Going back to Lyot we see a very dark crater on the western edge of this mare, Brisbane (46km). Further out from this in the same direction we see a nearly vertical gash. This is end of Vallis Rheita. Lastly, on the far lower left end of this field of dark floored craters, is an isolate one Hanno (58km). You can hunt out more features using some of the online atlases like the 1:1 Million-Scale Maps of the Moon at: https://planetarynames.wr.usgs.gov/Page/Moon1to1MAtlas
Somewhere near the large crater Fra Mauro are two golf balls. That is what most people remember best from the Apollo 14 mission, the third manned mission to land on the moon. Not only did Commander Alan Shepard hit those two golf balls during over 9 hours of EVA (Extra Vehicular Activity) but they also brought back a then record 42.8kg of rocks. The landing site was north of the crater Fra Mauro (99km dia.) seen here just left of center with a small central crater, Fra Mauro E (4km) in the center and is marked with a small circle in the fairly rugged terrain (compared to the previous two landing sites of Apollo 11 and 12).
Below Fra Mauro are two craters, one with two large rimae almost at right angles to each other. This is Parry (49km) with the Rimae Parry and to the left of it is Bonpland (61km). These three are old craters, maybe over 4 billion years old. Below these ancient rings is a smaller, obviously younger crater, Tolansky (14km) about a billion years younger.

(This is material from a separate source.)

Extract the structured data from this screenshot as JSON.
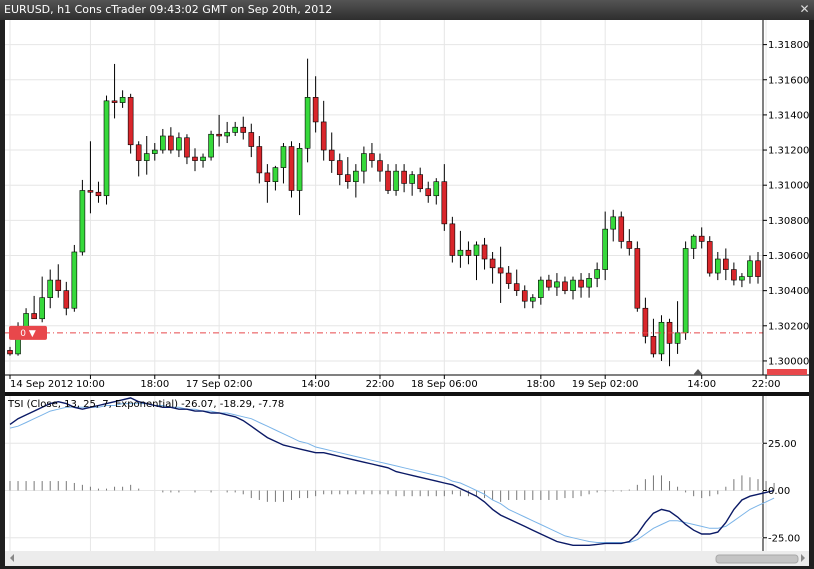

At the bottom of the image is another ruined crater, Guericke (60km). To the right of Guericke is a very young crater Kundt (12km) possibly less than a billion years old. Before leaving this scene look to the upper right of Fra Mauro and the odd mountainous terrain there. The largest mountain, shaped like a spearhead, is Fra Mauro Eta which has a small crater Fra Mauro R (3km) on top (unfortunately in the shadow in this image). It was speculated, at one time, that this might be a volcanic vent but Lunar Reconnaissance Orbiter Camera (LROC) QuickMap imagery shows it to be little different from surrounding craters of similar diameter.